“We agree that mergers and consolidations lead to stronger banks and a healthy rural banking industry. Though its intended goals are laudable, the timeline for implementation should be carefully reviewed as rural banks are still recovering from operational losses during the pandemic,” RBAP President Albert T. Concha, Jr. said in a Viber message.
Bangko Sentral ng Pilipinas Governor Benjamin E. Diokno in March said they are in the final stages of reviewing the minimum capital requirements for rural banks, taking into account that a strong capital base will be crucial to address challenges faced by the industry.
The minimum required capital for rural banks starts at P10 million up to P200 million, depending on the location and the number of branches that will be set up by lenders.
Mr. Concha urged regulators to consider that smaller banks are in need of “extraordinary support” from the government amid the pandemic.
“Some rural banks may be unduly classified as undercapitalized due to loan loss provisioning brought about by temporary delays in collection from borrowers whose businesses have been affected by the pandemic,” he said.
“These setbacks may be temporary and does not necessarily mean that the rural bank is unstable.”

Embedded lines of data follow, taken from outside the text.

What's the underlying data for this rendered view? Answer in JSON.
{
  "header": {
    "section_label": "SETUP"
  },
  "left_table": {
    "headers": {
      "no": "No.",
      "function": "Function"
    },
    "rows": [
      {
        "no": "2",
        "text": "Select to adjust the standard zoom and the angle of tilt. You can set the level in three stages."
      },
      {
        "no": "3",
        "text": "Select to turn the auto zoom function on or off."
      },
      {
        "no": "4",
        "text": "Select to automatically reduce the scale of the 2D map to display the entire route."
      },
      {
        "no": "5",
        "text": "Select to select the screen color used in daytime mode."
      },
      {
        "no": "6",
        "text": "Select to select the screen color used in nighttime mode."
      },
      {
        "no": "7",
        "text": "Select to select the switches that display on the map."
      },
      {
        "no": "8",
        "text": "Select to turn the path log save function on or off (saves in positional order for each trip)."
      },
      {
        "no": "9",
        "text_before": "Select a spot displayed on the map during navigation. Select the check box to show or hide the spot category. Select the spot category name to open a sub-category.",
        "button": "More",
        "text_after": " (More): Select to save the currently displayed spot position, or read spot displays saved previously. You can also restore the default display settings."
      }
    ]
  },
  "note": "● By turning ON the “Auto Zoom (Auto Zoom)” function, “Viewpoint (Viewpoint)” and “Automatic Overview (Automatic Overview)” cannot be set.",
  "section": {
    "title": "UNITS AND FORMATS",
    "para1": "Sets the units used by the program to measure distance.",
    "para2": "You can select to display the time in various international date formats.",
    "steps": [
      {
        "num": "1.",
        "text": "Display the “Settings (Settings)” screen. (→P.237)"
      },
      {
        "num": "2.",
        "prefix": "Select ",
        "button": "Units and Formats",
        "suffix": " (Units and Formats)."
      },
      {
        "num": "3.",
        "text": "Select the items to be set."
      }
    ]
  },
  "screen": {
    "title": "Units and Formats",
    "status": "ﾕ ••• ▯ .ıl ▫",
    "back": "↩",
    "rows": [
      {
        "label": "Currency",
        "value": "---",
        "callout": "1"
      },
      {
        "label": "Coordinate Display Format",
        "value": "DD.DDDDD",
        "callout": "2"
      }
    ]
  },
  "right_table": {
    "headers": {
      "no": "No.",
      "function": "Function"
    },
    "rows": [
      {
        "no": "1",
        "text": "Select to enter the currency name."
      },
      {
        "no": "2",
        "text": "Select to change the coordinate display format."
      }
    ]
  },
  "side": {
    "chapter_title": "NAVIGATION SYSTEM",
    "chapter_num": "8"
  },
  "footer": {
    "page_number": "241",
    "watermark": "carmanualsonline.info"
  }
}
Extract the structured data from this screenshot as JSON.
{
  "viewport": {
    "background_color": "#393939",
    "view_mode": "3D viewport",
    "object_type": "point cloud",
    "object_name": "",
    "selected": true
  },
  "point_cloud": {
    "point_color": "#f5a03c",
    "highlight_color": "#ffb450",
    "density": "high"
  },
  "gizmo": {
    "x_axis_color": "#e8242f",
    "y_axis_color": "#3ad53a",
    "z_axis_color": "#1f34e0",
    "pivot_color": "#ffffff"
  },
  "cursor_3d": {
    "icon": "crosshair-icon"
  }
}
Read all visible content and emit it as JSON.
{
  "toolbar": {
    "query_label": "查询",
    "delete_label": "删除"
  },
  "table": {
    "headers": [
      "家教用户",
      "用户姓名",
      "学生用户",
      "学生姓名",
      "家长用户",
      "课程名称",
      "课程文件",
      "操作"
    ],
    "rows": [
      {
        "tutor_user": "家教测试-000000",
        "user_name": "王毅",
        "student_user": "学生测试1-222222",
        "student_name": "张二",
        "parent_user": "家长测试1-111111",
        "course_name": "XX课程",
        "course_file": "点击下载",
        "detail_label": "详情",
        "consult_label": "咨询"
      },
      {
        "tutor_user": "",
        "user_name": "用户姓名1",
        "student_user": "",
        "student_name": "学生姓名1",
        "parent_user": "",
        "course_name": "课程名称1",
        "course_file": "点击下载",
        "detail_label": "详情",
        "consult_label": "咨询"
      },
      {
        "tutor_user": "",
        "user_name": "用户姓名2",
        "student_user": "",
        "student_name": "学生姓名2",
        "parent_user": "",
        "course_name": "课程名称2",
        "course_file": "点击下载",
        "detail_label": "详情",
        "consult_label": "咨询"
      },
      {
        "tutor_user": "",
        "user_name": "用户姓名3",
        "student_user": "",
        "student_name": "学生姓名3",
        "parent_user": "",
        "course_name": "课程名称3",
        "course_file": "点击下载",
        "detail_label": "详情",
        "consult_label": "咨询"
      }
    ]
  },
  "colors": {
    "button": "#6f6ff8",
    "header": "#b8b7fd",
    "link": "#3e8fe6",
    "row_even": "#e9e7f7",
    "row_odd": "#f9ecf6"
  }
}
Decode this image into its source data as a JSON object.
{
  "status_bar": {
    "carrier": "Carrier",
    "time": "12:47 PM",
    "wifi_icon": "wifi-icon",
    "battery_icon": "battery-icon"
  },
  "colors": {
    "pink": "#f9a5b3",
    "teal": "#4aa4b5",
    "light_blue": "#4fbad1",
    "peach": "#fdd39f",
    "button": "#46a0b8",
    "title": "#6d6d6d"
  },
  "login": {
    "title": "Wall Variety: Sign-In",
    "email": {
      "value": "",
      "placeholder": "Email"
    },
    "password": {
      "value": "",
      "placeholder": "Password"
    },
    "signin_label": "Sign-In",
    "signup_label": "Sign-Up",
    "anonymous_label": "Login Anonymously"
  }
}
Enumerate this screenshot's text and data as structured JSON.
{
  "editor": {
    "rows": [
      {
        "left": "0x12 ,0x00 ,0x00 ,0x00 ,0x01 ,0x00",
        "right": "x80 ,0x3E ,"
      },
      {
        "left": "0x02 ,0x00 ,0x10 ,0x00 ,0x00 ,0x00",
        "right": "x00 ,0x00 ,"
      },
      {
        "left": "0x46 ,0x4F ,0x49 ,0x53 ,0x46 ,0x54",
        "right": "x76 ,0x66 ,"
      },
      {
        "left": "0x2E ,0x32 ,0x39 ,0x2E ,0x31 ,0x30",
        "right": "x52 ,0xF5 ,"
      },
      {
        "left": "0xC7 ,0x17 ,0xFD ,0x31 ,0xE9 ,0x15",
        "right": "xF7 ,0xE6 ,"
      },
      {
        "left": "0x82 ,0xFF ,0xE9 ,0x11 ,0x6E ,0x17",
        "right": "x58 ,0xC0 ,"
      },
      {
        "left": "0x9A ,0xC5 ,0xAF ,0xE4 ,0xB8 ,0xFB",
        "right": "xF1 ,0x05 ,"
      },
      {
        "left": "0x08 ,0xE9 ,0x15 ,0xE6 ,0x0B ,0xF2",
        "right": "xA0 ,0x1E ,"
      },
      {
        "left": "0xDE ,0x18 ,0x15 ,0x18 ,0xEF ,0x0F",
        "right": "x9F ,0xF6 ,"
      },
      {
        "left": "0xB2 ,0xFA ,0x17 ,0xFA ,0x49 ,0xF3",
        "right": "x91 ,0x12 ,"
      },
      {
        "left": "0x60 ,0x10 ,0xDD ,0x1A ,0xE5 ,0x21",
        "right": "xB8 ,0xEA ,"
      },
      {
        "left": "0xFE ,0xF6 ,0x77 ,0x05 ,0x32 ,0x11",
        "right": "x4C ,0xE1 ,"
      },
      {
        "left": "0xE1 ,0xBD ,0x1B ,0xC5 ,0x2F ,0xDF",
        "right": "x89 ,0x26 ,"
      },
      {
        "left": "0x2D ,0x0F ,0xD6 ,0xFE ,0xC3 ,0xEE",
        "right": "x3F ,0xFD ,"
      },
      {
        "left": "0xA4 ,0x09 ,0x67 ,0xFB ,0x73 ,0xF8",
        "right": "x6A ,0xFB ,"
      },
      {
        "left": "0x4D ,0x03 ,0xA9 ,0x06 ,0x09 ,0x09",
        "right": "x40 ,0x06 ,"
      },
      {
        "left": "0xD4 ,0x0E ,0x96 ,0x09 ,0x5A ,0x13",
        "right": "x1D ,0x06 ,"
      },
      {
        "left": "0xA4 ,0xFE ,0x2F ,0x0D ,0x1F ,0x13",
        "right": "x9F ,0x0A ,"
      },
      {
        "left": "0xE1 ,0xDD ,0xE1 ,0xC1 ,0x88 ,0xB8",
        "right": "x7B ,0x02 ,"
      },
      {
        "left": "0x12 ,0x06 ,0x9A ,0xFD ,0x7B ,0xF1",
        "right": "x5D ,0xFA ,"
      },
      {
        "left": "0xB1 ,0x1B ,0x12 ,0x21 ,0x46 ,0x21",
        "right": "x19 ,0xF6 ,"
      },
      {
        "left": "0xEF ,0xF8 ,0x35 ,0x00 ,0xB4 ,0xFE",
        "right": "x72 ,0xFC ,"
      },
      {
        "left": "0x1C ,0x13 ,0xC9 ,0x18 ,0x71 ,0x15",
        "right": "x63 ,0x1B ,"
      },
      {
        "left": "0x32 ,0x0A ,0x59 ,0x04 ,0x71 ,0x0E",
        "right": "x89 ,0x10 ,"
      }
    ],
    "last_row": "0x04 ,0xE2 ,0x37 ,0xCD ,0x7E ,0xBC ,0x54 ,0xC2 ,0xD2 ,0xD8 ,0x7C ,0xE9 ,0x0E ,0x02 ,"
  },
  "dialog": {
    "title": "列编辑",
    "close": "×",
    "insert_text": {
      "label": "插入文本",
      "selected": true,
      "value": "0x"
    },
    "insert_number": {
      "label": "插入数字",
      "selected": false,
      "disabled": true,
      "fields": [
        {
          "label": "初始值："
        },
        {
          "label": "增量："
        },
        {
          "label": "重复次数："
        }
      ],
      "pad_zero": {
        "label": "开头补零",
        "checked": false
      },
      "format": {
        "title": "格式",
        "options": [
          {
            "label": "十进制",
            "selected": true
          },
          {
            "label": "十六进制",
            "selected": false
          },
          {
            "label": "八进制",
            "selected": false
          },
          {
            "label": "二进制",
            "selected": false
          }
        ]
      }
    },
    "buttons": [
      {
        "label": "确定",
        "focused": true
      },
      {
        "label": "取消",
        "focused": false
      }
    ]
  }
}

Based on central bank data, the gross nonperforming loan (NPL) ratio of the rural and cooperative banking sector stood at 12.84% as of end-2021. This was lower than the 14.67% NPL ratio a year earlier.
However, it was still much higher than the sector’s 10.48% NPL ratio seen at end-2019.
Meanwhile, Mr. Concha said that a survey among rural banks that have merged or consolidated showed that such transactions are very costly and time-consuming for small lenders.
“Some mergers actually fell apart while trying to consolidate due to the costs and pain points involved,” Mr. Concha said.
“Tax incentives and tax breaks coupled with an easier inter-agency government approval process will definitely encourage more rural banks to merge and consolidate,” he added.
The central bank said that they have closed the operations of 21 rural banks since the pandemic started in March 2020. It also processed nine rural bank transactions for mergers, consolidations and acquisitions in the same period. — Luz Wendy T. Noble